**WHAT THIS TASK INVOLVES:** Your answer must be every record below, written out exactly as it appears.

### INPUT MATERIAL ###

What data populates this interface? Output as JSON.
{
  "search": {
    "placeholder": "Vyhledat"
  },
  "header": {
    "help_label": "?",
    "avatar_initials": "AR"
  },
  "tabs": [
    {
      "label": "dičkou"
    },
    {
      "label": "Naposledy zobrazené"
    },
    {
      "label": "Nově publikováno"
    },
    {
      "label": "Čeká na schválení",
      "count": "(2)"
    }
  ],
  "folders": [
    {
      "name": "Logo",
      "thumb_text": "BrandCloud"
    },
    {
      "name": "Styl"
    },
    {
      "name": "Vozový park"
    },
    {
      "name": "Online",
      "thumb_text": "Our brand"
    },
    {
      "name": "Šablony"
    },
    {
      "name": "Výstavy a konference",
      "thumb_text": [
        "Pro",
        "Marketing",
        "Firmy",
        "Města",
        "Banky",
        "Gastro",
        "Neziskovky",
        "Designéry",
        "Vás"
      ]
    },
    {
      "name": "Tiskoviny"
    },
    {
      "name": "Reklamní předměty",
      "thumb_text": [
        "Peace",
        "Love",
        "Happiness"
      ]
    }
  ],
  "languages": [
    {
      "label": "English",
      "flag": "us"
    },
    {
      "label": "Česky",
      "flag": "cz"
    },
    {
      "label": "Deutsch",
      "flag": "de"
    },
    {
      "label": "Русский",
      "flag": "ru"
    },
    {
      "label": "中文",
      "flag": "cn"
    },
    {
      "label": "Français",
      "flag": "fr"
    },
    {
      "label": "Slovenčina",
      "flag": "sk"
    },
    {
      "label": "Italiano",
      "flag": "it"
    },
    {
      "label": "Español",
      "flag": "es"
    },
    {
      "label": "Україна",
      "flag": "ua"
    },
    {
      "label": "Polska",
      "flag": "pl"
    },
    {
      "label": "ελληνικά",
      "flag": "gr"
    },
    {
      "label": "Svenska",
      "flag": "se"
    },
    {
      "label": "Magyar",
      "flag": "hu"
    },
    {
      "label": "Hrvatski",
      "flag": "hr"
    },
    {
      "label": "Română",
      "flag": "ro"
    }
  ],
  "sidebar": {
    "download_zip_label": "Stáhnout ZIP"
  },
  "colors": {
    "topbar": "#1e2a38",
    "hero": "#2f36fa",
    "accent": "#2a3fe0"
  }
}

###

**TASK RESPONSE:**
What data populates this interface? Output as JSON.
{
  "search": {
    "placeholder": "Vyhledat"
  },
  "header": {
    "help_label": "?",
    "avatar_initials": "AR"
  },
  "tabs": [
    {
      "label": "dičkou"
    },
    {
      "label": "Naposledy zobrazené"
    },
    {
      "label": "Nově publikováno"
    },
    {
      "label": "Čeká na schválení",
      "count": "(2)"
    }
  ],
  "folders": [
    {
      "name": "Logo",
      "thumb_text": "BrandCloud"
    },
    {
      "name": "Styl"
    },
    {
      "name": "Vozový park"
    },
    {
      "name": "Online",
      "thumb_text": "Our brand"
    },
    {
      "name": "Šablony"
    },
    {
      "name": "Výstavy a konference",
      "thumb_text": [
        "Pro",
        "Marketing",
        "Firmy",
        "Města",
        "Banky",
        "Gastro",
        "Neziskovky",
        "Designéry",
        "Vás"
      ]
    },
    {
      "name": "Tiskoviny"
    },
    {
      "name": "Reklamní předměty",
      "thumb_text": [
        "Peace",
        "Love",
        "Happiness"
      ]
    }
  ],
  "languages": [
    {
      "label": "English",
      "flag": "us"
    },
    {
      "label": "Česky",
      "flag": "cz"
    },
    {
      "label": "Deutsch",
      "flag": "de"
    },
    {
      "label": "Русский",
      "flag": "ru"
    },
    {
      "label": "中文",
      "flag": "cn"
    },
    {
      "label": "Français",
      "flag": "fr"
    },
    {
      "label": "Slovenčina",
      "flag": "sk"
    },
    {
      "label": "Italiano",
      "flag": "it"
    },
    {
      "label": "Español",
      "flag": "es"
    },
    {
      "label": "Україна",
      "flag": "ua"
    },
    {
      "label": "Polska",
      "flag": "pl"
    },
    {
      "label": "ελληνικά",
      "flag": "gr"
    },
    {
      "label": "Svenska",
      "flag": "se"
    },
    {
      "label": "Magyar",
      "flag": "hu"
    },
    {
      "label": "Hrvatski",
      "flag": "hr"
    },
    {
      "label": "Română",
      "flag": "ro"
    }
  ],
  "sidebar": {
    "download_zip_label": "Stáhnout ZIP"
  },
  "colors": {
    "topbar": "#1e2a38",
    "hero": "#2f36fa",
    "accent": "#2a3fe0"
  }
}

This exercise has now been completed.